The overturning of Roe v. Wade was just the beginning of the dismantling of abortion rights in the U.S., POLITICO reports. A single judge could outlaw the abortion pill nationwide, and experts warn that this is not even the worst of it. 

When the Supreme Court overturned Roe v. Wade in June, it promised to “return the issue of abortion to the people’s elected representatives.” 

In virtually every instance in which it’s been returned to the people, which has mostly happened by ballot initiative and referendum, the people have acted to protect reproductive rights. 

Conservatives are now trying to put the issue of abortion access into the hands of a single judge that no one has ever voted for. 

Enter Matthew Kacsmaryk, a federal judge in Texas appointed by former president Donald Trump. Kacsmaryk previously worked for a conservative group, First Liberty Institute, that brought cases aimed at restricting abortion access. 

In the coming weeks, there is a very real possibility that Kacsmaryk will single-handedly outlaw medication abortion in all 50 states, massively disrupting access to reproductive health care across the entire country. 

Doctors and advocates are urging people to pre-order and stockpile the abortion pill while they still can in the face of a looming court decision that could wipe out access to the drugs nationwide.
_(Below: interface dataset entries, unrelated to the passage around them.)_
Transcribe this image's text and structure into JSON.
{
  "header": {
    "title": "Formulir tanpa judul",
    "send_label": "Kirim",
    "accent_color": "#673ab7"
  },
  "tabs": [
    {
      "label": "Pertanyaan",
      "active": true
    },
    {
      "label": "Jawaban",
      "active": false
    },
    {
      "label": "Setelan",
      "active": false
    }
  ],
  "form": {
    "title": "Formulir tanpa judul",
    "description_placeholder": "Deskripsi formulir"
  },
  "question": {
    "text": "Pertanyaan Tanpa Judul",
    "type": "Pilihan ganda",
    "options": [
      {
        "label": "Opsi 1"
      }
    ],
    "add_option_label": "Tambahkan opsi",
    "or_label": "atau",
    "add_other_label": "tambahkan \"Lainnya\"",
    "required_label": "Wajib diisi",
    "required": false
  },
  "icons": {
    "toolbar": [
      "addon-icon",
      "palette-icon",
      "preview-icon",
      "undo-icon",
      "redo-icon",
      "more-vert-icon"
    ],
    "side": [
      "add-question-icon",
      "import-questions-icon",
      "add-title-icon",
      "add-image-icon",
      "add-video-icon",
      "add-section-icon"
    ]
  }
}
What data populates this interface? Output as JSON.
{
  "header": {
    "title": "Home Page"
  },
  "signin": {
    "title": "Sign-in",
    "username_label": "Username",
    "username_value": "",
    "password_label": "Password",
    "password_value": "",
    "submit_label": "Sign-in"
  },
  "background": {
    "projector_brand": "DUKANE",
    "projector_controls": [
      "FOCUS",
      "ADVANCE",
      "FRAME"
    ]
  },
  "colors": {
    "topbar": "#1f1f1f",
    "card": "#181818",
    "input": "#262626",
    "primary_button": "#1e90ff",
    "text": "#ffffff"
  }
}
District Court Judge Matthew Kacsmaryk in Amarillo, Texas, could either strike down the FDA’s decades-old decision to approve mifepristone — the first of two pills used to end a pregnancy — or roll back more recent agency decisions making the pills available via telemedicine, mail delivery, and pharmacy pickup.

Eighteen states already have restrictions on the pills, many of them as part of near-total bans on abortion. 

But a ruling from Kacsmaryk could either cut off access to the drugs in the mostly Democratic-led states where they remain legal or reinstate rules mandating that patients only be able to receive them in person from a physician. 

Worse, there is a substantial likelihood that higher courts—including the Supreme Court—will let him get away with it.

Experts warn that there will be more and more of these scandalously frivolous claims succeeding, precisely because the Supreme Court has changed so much, so quickly.

Be the first to comment

Leave a Reply

Your email address will not be published.